General Barry placed his precious gun artillery to the south-east of the castle and within three days he had the stronghold in his hands. Raymond did his best and although assured of support from Inchiquin on the next day he felt forced to surrender on 2 September. With the castle now his, Barry decided to march onto Doneraile. However, news came to the Irish general that Lord Inchiquin’s forces were closing in on him and so decided to stand his ground at Liscarroll.
On 3 September 1642, Inchiquin arrived at Liscarroll. Behind him came an army of 2,000 foot, 400 horse and artillery. It was not until his forces were fired upon from the castle walls that he realised that Barry had succeeded in driving back his English horse cavalry. Preparations now began for the major confrontation. Barry had the undoubted advantages. He picked the battle ground, to the east of the castle, and placed the English with the sun in their eyes. Numerically he was much the stronger, but it would be poor discipline that would count against him.
The Irish Army divided into three main bodies, each with about 2,000 men, with the left wing closest to the walls near to the artillery. On the right the Irish cavalry were grouped in a separate body. Inchiquin also divided his army into three main groups. Musketeers formed the right and left with around 800 muskets and pikes in the main centre body. Inchiquin’s cavalry directly faced Barry’s. Artillery fire opened the proceedings, with little or no advantage to either side. An English musket advance received a severe drubbing and retreated back to the lines after an Irish attack. Inchiquin then moved his left wing forward and managed to turn round the Irish right. Following up the advantage of this Irish reverse, Inchiquin’s right wing, under Sir Charles Vasacour now moved onto Barry’s left wing, formed up by the castle’s west wall.
Despite all his advantages Barry lost the day after seven hours of grim fighting. The poor discipline of his forces lost him the day, allowing the English to regroup when under severe pressure. Disciplined smaller numbers defeated larger, less controlled numbers and the Irish were obliged to retreat. Barry suffered the loss of six hundred soldiers, his hard won artillery train, 14 colours, 30 wagons and 300 muskets; the English also lost large numbers.

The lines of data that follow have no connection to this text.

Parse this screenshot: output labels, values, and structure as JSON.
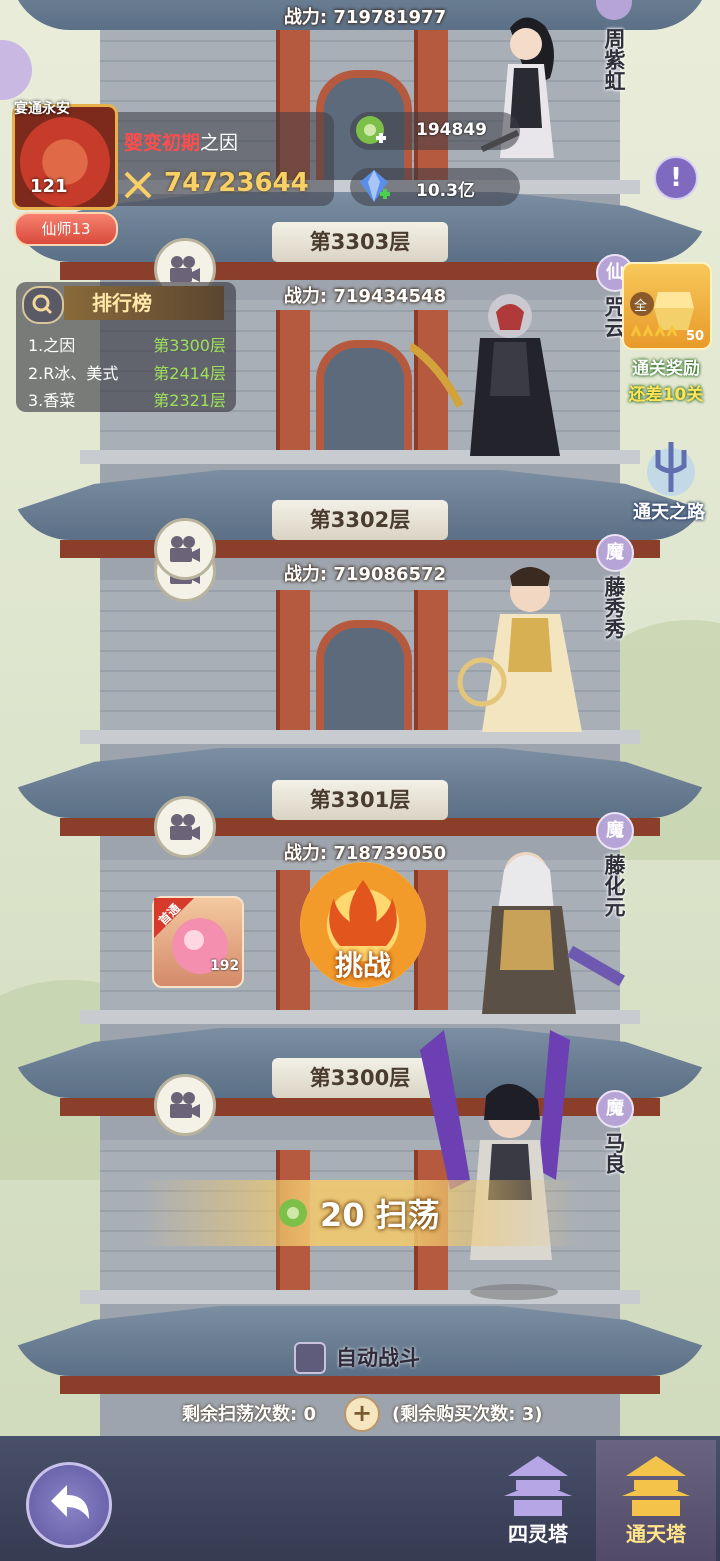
{
  "player": {
    "avatar_title": "宴通永安",
    "level": "121",
    "rank_badge": "仙师13",
    "realm": "婴变初期",
    "name": "之因",
    "battle_power": "74723644"
  },
  "resources": [
    {
      "icon": "jade-token-icon",
      "value": "194849"
    },
    {
      "icon": "blue-crystal-icon",
      "value": "10.3亿"
    }
  ],
  "leaderboard": {
    "title": "排行榜",
    "rows": [
      {
        "name": "1.之因",
        "floor": "第3300层"
      },
      {
        "name": "2.R冰、美式",
        "floor": "第2414层"
      },
      {
        "name": "3.香菜",
        "floor": "第2321层"
      }
    ]
  },
  "floors": [
    {
      "power_label": "战力: 719781977",
      "floor_label": "",
      "faction": "",
      "boss": "周紫虹"
    },
    {
      "power_label": "战力: 719434548",
      "floor_label": "第3303层",
      "faction": "仙",
      "boss": "咒云"
    },
    {
      "power_label": "战力: 719086572",
      "floor_label": "第3302层",
      "faction": "魔",
      "boss": "藤秀秀"
    },
    {
      "power_label": "战力: 718739050",
      "floor_label": "第3301层",
      "faction": "魔",
      "boss": "藤化元"
    },
    {
      "power_label": "",
      "floor_label": "第3300层",
      "faction": "魔",
      "boss": "马良"
    }
  ],
  "reward": {
    "badge": "全",
    "count": "50",
    "title": "通关奖励",
    "subtitle": "还差10关"
  },
  "tongtian_road": "通天之路",
  "challenge": {
    "label": "挑战"
  },
  "first_pass": {
    "tag": "首通",
    "quantity": "192"
  },
  "sweep": {
    "cost": "20",
    "label": "扫荡"
  },
  "auto_battle": {
    "label": "自动战斗",
    "checked": false
  },
  "remaining": {
    "sweeps_text": "剩余扫荡次数: 0",
    "buy_text": "(剩余购买次数: 3)"
  },
  "tabs": [
    {
      "label": "四灵塔",
      "selected": false
    },
    {
      "label": "通天塔",
      "selected": true
    }
  ],
  "colors": {
    "power_gold": "#f7d066",
    "realm_red": "#ff4d4d",
    "floor_green": "#9fe05a"
  }
}
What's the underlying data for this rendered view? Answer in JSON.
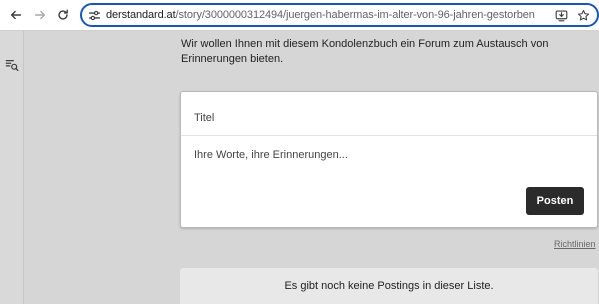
{
  "browser": {
    "url_host": "derstandard.at",
    "url_path": "/story/3000000312494/juergen-habermas-im-alter-von-96-jahren-gestorben",
    "back_icon": "arrow-left-icon",
    "forward_icon": "arrow-right-icon",
    "reload_icon": "reload-icon",
    "site_info_icon": "tune-icon",
    "install_icon": "install-app-icon",
    "bookmark_icon": "star-icon",
    "focus_color": "#1a56b3"
  },
  "page": {
    "intro_text": "Wir wollen Ihnen mit diesem Kondolenzbuch ein Forum zum Austausch von Erinnerungen bieten.",
    "form": {
      "title_placeholder": "Titel",
      "body_placeholder": "Ihre Worte, ihre Erinnerungen...",
      "submit_label": "Posten"
    },
    "guidelines_label": "Richtlinien",
    "empty_message": "Es gibt noch keine Postings in dieser Liste."
  }
}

Liscarroll Castle also featured in lesser engagements in the Confederate wars. Two years later Raymond managed to stave off a very determined Irish attack to regain the fortress and won the day when he led his garrison through the gates to fight the Irish beyond. Some measure of the Irish Army’s successes under their hero, Lord Castlehaven, came to 1645. Raymond had remained in charge and when Castlehaven threatened the castle, it fell into his hands without a shot being fired in anger against him. Thomas Raymond left Liscarroll and returned to England.
To be continued…
For more on North Cork history, check out Kieran’s and Dan Breen’s new book, North Cork Through Time (2015).
832a. View of Liscarroll Castle, published in 1764, published as part of coat of arms of the Perceval family, Earls of Egmont (source: National Library of Ireland)
832a. Nineteenth century depiction of Liscarroll Castle by Robert O’Callaghan Newenham (source: Cork City Museum)
832c. View of southern gateway of Liscarroll Castle, present day (picture: Kieran McCarthy)